The data -
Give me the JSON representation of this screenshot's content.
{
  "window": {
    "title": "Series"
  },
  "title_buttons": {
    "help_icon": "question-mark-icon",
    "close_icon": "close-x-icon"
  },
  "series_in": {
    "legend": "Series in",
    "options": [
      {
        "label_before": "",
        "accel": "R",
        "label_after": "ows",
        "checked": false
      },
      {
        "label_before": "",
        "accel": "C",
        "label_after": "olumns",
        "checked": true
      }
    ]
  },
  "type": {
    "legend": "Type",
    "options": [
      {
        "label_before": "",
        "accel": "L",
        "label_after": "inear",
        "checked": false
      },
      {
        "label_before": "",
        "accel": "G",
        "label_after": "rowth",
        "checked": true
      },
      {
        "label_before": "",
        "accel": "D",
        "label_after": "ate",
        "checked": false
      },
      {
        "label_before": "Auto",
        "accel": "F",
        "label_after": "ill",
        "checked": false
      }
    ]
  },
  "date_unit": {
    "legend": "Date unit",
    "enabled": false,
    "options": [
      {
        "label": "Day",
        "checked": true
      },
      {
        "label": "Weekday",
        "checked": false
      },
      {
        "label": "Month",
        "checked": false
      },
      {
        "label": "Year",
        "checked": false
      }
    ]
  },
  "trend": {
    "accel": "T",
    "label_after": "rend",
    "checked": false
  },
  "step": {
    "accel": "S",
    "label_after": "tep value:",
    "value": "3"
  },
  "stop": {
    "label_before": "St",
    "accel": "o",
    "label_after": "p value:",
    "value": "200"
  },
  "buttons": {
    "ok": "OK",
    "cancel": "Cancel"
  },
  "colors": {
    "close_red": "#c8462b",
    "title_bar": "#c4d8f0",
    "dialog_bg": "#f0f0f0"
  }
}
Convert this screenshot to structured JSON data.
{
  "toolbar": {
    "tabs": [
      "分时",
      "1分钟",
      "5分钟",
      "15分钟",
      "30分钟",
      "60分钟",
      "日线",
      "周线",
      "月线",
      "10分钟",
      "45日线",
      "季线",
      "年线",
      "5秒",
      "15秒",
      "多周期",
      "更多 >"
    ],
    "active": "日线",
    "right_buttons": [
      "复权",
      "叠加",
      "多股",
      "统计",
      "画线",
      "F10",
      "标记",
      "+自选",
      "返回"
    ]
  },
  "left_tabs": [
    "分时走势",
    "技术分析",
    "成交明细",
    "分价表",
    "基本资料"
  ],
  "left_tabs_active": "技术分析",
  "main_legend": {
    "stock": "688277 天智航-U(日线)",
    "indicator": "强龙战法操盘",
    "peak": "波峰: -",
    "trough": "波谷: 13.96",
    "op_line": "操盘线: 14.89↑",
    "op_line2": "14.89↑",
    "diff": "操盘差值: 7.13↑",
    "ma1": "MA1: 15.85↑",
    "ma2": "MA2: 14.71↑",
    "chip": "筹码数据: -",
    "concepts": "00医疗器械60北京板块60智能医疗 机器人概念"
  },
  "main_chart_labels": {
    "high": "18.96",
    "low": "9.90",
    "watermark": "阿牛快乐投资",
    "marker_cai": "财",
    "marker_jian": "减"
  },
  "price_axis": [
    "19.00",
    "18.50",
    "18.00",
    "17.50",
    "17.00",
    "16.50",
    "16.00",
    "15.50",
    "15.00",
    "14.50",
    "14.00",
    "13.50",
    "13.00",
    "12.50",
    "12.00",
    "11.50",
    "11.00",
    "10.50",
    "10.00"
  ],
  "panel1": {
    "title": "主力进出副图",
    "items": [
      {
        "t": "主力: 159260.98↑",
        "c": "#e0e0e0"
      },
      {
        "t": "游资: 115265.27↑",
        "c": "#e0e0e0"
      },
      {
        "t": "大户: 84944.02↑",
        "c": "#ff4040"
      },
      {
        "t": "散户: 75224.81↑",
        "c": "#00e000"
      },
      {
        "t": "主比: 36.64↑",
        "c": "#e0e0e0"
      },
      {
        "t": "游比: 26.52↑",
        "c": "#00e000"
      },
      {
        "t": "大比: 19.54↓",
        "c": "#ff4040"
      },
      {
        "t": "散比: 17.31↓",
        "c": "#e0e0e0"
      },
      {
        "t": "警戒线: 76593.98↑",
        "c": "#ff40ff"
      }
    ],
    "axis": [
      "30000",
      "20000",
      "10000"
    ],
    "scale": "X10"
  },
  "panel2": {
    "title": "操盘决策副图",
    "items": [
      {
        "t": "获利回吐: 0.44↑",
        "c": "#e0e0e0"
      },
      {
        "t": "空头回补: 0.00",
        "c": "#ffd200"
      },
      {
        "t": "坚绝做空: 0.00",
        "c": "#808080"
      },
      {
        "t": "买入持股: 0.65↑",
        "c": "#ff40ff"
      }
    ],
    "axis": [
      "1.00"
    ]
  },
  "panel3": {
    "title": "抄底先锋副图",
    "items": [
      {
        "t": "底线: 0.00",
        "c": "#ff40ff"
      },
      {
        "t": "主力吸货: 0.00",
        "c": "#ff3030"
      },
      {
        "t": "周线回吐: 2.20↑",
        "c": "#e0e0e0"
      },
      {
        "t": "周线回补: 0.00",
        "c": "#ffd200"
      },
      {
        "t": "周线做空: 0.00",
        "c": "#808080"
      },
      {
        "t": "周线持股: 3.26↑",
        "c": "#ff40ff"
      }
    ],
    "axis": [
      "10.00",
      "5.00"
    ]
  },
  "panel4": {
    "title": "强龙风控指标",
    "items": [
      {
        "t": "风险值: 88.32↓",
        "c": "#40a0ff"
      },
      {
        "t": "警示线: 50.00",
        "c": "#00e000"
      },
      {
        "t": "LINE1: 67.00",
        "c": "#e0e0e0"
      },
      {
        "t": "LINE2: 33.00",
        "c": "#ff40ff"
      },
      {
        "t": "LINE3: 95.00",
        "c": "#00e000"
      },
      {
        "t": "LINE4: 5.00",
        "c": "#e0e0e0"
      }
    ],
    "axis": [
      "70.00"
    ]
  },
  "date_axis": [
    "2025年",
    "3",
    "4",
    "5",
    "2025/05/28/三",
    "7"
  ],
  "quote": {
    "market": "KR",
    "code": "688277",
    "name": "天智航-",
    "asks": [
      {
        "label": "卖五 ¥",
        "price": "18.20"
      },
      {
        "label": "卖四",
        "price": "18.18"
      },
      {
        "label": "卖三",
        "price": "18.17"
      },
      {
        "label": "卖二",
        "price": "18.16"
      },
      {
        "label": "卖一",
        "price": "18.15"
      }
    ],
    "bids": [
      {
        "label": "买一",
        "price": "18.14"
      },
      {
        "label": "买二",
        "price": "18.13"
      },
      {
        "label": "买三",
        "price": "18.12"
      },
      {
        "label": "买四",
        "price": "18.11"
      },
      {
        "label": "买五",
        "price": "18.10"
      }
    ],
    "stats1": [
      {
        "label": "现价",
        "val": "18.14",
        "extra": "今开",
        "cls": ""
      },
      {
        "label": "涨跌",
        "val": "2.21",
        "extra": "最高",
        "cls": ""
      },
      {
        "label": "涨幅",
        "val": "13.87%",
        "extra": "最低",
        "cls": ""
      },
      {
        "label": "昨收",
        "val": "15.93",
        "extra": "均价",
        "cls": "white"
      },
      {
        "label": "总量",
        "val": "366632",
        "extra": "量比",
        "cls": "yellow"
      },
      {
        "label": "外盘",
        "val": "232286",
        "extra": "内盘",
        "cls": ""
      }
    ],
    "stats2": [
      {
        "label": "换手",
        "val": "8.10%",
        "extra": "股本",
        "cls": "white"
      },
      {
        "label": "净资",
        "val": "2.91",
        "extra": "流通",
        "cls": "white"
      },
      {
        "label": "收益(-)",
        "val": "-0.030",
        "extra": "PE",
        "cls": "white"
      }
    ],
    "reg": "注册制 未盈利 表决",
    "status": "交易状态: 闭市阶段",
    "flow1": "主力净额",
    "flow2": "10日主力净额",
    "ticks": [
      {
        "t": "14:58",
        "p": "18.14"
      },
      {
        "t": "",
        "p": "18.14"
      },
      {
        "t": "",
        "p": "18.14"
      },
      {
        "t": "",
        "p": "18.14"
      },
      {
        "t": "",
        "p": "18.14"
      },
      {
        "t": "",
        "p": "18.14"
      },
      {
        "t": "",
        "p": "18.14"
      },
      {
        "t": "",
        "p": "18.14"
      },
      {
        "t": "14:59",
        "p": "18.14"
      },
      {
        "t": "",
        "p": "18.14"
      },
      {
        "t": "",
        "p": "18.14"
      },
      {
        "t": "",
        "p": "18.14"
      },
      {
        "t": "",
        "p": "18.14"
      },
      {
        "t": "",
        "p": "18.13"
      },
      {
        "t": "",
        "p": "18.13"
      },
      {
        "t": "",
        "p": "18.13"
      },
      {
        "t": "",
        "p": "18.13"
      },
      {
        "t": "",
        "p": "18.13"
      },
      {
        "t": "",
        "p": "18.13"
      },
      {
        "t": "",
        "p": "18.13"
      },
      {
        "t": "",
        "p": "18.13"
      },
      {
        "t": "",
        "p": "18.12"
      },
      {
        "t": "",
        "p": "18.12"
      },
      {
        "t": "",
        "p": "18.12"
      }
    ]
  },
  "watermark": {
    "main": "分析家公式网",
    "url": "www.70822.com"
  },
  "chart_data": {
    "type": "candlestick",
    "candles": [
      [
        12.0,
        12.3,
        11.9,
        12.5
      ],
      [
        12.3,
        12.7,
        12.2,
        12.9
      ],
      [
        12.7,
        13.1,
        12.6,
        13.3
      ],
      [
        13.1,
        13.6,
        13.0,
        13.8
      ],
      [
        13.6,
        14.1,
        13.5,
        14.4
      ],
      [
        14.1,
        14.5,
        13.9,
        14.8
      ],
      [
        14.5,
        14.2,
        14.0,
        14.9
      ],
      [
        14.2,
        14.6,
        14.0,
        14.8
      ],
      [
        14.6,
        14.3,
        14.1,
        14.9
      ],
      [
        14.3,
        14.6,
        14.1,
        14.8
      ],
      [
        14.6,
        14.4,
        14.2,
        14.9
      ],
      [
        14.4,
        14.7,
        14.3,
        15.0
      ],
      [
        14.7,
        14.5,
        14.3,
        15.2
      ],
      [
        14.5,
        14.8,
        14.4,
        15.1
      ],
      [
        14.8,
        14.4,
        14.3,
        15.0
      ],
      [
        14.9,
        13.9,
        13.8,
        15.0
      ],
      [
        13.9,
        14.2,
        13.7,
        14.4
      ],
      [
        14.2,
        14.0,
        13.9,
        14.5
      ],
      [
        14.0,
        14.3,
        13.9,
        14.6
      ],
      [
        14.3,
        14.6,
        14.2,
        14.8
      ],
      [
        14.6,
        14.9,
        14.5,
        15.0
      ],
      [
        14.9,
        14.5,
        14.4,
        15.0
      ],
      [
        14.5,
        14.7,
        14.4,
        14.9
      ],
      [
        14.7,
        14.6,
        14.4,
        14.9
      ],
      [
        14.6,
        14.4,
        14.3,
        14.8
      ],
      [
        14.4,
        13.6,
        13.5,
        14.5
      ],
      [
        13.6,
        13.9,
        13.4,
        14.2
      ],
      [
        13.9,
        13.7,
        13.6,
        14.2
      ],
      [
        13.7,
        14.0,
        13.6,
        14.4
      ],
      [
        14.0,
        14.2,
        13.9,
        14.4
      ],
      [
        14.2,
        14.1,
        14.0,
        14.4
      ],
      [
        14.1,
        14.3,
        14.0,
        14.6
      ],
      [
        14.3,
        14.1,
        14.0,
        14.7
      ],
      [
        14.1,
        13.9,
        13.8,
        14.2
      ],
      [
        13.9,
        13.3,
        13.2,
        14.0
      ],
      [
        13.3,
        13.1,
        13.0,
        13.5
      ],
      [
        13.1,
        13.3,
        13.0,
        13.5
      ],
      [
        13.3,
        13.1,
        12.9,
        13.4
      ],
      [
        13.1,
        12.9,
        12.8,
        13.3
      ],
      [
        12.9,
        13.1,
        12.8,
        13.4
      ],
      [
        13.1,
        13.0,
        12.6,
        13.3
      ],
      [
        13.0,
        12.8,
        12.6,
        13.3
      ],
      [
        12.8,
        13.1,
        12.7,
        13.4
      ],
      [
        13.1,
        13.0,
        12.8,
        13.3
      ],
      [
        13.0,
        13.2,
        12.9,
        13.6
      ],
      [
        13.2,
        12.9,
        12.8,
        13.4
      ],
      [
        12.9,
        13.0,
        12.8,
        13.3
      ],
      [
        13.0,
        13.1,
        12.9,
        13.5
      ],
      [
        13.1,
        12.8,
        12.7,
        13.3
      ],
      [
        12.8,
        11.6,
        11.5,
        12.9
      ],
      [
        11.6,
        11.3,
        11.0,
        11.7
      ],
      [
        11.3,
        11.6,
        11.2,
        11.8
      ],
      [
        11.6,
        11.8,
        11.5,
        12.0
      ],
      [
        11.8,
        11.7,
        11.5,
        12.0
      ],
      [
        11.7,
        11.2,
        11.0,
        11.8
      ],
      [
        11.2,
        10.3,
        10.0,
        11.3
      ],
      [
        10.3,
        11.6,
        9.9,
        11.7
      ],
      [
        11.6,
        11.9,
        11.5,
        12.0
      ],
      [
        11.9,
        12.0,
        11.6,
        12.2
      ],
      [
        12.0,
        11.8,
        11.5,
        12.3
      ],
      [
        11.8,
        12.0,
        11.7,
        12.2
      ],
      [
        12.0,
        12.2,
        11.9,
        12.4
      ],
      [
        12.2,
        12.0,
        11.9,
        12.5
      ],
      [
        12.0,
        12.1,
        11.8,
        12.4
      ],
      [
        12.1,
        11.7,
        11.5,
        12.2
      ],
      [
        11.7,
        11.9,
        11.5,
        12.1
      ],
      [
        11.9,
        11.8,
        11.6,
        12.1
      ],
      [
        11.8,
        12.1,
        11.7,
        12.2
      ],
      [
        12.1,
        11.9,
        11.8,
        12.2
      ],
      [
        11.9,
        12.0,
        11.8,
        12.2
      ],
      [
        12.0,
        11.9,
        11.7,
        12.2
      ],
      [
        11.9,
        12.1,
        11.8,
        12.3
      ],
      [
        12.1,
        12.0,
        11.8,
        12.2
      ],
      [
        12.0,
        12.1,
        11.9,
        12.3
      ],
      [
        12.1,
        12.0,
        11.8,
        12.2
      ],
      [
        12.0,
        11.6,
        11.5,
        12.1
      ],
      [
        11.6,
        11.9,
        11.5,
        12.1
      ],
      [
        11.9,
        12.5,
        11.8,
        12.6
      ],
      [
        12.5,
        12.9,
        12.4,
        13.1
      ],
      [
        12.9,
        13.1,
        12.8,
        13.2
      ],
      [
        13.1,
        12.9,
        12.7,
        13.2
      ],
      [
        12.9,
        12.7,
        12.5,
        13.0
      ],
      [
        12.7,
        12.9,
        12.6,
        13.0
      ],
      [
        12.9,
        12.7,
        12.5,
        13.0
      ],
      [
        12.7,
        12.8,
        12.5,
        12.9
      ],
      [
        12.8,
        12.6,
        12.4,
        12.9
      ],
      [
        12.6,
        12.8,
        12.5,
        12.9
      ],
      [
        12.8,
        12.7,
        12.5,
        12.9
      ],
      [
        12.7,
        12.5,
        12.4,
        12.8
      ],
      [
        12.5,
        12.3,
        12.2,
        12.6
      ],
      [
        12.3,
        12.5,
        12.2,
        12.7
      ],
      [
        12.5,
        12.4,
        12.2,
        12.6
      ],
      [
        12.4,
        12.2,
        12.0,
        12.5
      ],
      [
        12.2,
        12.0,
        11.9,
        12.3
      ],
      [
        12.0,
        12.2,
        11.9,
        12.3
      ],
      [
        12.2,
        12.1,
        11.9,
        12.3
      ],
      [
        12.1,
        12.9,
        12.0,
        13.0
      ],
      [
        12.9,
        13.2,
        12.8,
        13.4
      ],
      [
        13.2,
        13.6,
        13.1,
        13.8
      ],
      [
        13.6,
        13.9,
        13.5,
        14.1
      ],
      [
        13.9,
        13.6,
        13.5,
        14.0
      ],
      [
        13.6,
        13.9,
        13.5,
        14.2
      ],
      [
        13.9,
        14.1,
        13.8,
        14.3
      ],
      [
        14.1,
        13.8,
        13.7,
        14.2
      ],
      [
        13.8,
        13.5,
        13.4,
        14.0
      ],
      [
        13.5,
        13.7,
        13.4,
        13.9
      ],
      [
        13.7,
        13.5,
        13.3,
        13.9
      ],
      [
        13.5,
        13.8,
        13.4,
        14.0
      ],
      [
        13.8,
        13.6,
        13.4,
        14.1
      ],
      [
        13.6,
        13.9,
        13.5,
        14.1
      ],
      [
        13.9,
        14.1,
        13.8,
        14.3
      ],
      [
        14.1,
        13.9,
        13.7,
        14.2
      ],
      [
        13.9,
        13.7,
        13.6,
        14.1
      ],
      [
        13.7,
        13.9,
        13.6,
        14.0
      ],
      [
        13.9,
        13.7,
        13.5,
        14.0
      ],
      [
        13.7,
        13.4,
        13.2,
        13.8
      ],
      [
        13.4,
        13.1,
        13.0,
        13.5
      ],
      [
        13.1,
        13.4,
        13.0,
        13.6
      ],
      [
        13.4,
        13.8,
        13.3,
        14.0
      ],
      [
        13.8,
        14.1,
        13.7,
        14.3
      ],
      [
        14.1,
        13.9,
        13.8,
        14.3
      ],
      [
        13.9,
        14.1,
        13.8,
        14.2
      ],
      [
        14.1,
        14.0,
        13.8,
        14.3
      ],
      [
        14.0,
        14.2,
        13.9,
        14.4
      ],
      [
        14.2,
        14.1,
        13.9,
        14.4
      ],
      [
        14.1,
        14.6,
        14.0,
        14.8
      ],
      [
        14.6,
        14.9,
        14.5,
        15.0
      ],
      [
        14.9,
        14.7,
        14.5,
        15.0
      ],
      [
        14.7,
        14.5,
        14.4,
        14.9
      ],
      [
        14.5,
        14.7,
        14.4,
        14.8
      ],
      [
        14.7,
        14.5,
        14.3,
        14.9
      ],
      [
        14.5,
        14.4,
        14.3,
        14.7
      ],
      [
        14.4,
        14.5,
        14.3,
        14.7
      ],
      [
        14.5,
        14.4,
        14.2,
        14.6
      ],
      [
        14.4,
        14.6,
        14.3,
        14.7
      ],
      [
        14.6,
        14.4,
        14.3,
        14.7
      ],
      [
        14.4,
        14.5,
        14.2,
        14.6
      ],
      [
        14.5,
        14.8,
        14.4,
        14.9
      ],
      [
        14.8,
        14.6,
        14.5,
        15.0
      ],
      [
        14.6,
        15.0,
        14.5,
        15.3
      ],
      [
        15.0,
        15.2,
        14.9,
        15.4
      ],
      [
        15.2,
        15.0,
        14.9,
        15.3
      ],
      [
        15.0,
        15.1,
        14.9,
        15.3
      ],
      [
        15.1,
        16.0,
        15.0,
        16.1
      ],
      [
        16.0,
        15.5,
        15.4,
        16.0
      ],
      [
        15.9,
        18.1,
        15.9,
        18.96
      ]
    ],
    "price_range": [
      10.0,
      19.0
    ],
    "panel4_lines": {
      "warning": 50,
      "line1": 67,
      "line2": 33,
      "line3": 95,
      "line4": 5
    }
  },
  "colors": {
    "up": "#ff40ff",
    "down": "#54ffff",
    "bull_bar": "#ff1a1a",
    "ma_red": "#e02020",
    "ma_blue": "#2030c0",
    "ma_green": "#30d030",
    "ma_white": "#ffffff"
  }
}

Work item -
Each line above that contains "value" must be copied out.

Written reply -
    "label_after": "tep value:",
    "value": "3"
    "label_after": "p value:",
    "value": "200"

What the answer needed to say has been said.